## Instructions to follow
Would you copy each line of the records that includes the word "name"?
[Information provided Boundary: Start]
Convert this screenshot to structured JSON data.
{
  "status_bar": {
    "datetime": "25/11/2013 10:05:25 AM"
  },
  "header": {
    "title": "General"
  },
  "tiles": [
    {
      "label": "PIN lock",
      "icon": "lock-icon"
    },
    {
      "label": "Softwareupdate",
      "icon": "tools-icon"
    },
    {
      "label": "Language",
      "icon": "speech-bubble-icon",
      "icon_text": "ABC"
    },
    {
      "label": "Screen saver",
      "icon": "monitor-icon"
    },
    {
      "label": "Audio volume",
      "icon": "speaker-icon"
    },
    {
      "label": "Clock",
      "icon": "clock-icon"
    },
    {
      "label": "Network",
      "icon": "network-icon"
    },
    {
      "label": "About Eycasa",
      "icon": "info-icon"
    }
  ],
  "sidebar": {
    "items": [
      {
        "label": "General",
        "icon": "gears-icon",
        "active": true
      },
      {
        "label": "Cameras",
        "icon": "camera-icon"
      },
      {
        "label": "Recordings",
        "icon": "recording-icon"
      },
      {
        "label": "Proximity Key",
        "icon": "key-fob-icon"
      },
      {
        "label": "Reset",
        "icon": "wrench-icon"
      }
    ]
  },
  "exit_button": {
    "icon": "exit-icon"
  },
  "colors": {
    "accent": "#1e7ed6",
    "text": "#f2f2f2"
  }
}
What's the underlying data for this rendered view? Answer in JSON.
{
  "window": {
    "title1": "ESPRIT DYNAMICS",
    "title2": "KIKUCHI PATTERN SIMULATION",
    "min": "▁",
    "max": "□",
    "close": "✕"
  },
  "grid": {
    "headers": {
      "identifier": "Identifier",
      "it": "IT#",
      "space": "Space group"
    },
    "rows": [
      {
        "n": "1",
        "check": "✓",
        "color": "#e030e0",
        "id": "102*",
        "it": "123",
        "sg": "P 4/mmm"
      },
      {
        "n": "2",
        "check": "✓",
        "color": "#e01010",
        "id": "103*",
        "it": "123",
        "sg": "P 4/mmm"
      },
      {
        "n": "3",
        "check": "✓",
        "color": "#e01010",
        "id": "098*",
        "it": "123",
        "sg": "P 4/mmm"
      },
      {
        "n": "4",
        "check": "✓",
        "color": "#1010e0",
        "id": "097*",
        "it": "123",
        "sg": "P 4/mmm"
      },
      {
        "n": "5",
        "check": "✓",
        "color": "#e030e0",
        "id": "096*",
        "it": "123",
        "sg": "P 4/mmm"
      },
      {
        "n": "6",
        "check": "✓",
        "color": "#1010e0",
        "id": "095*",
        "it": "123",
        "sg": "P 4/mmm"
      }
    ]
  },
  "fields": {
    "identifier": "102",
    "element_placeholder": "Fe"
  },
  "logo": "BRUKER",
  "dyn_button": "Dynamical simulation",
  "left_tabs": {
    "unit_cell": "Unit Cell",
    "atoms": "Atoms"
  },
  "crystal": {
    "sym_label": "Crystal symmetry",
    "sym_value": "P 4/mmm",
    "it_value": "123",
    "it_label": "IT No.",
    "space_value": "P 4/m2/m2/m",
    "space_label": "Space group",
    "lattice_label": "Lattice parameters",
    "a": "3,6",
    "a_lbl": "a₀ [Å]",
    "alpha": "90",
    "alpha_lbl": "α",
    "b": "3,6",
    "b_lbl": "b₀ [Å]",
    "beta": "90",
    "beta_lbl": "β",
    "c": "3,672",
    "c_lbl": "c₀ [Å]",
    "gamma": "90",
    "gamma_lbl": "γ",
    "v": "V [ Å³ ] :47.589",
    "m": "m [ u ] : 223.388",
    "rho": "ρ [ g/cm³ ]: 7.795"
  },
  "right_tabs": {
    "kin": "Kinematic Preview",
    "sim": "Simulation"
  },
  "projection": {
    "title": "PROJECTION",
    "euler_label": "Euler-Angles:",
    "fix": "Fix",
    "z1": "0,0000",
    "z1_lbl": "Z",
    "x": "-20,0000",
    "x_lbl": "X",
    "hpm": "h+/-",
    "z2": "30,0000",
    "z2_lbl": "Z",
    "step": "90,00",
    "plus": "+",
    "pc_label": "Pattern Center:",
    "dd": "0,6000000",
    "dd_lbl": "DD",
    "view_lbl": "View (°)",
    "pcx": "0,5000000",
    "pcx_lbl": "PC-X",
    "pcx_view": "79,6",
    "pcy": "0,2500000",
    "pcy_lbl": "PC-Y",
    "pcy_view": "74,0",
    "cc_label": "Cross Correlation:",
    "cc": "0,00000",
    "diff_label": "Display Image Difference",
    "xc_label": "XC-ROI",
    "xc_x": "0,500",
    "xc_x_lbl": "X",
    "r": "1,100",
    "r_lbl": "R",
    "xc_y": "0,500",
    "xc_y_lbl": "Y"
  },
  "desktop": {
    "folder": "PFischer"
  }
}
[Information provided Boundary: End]
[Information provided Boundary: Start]
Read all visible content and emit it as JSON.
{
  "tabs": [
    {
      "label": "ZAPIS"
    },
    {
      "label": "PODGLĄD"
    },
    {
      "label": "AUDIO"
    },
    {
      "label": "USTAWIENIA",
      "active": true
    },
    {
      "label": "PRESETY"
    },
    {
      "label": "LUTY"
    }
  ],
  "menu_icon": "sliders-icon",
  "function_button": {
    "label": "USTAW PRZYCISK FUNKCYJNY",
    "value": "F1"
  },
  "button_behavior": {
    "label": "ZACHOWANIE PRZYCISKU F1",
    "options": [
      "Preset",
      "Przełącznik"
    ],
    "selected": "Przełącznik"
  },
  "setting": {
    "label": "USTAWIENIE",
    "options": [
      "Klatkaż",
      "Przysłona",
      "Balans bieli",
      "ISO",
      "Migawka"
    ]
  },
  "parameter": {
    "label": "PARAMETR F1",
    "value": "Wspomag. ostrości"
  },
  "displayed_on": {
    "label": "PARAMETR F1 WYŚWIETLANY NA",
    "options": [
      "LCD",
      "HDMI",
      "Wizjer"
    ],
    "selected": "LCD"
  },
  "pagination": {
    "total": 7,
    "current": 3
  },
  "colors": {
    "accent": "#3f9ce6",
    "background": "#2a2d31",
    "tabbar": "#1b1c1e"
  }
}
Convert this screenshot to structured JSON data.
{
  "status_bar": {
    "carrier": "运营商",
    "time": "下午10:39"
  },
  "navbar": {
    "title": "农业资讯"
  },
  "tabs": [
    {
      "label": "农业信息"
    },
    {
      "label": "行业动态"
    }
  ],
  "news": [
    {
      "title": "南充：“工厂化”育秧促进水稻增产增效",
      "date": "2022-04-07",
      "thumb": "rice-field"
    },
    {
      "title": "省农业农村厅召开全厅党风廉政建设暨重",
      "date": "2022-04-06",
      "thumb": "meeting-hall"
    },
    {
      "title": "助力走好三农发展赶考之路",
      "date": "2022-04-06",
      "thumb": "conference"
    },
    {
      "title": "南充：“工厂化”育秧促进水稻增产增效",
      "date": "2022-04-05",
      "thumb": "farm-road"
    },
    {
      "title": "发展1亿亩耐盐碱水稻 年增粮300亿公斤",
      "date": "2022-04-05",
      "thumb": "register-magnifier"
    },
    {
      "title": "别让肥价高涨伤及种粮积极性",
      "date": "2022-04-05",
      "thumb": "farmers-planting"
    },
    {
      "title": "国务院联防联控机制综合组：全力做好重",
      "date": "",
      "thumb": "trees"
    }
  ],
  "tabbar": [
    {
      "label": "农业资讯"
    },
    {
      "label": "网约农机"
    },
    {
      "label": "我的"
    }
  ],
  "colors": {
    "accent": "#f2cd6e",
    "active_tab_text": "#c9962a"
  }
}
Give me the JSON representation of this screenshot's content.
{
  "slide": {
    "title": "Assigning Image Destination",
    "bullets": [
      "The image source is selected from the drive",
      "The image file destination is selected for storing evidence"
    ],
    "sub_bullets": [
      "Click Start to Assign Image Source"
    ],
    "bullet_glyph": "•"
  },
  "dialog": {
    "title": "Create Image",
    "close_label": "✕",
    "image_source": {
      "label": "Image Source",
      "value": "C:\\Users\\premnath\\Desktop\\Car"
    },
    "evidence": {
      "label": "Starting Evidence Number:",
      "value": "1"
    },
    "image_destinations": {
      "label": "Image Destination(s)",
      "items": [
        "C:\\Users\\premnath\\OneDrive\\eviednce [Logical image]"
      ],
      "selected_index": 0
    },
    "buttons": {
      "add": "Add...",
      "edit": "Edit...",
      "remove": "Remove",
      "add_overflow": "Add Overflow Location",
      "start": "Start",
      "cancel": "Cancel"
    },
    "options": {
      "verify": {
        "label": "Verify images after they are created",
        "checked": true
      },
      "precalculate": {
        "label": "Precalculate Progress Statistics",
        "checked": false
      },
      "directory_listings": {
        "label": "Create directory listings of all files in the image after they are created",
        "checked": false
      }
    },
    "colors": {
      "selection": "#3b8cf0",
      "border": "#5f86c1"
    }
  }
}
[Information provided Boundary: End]
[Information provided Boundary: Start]
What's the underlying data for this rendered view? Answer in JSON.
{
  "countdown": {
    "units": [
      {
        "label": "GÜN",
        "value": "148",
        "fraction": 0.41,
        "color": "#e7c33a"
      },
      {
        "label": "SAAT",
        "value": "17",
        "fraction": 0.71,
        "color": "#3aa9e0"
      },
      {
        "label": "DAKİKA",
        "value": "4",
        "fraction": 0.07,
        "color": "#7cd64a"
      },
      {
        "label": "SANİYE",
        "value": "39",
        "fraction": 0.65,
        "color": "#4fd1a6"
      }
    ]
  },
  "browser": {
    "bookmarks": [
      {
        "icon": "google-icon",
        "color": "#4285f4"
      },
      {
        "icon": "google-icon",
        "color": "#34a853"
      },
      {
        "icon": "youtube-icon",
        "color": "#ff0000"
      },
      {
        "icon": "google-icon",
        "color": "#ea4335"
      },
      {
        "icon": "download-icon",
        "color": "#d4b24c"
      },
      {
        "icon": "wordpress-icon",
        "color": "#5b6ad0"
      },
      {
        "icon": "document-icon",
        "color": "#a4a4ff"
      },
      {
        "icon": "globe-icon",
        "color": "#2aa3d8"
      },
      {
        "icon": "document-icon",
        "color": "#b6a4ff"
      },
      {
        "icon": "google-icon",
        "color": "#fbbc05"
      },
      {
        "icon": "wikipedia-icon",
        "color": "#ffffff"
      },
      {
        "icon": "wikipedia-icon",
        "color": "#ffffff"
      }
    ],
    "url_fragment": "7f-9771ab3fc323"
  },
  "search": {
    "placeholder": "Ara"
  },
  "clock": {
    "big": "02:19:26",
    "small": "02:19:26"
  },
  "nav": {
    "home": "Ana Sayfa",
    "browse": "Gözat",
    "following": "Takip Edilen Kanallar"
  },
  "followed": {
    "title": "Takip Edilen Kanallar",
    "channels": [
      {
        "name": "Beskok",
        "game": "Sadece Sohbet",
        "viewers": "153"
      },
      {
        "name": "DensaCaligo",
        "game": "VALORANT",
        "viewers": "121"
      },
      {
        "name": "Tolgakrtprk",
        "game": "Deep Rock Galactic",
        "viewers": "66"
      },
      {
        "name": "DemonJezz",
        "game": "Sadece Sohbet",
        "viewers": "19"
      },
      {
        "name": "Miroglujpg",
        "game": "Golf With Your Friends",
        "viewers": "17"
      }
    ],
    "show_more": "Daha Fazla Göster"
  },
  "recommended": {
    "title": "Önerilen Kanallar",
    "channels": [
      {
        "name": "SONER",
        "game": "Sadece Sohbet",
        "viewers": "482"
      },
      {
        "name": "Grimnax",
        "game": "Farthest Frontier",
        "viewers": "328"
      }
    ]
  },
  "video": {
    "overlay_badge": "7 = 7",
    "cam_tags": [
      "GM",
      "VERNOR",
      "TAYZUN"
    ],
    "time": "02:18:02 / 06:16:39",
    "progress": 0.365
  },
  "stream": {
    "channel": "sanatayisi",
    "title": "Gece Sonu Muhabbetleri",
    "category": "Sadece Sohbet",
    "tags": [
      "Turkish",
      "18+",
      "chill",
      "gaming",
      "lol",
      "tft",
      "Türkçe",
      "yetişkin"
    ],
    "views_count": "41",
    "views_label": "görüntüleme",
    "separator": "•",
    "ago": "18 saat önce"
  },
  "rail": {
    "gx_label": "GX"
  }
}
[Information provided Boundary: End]
## Solution to this task
        "name": "Beskok",
        "name": "DensaCaligo",
        "name": "Tolgakrtprk",
        "name": "DemonJezz",
        "name": "Miroglujpg",
        "name": "SONER",
        "name": "Grimnax",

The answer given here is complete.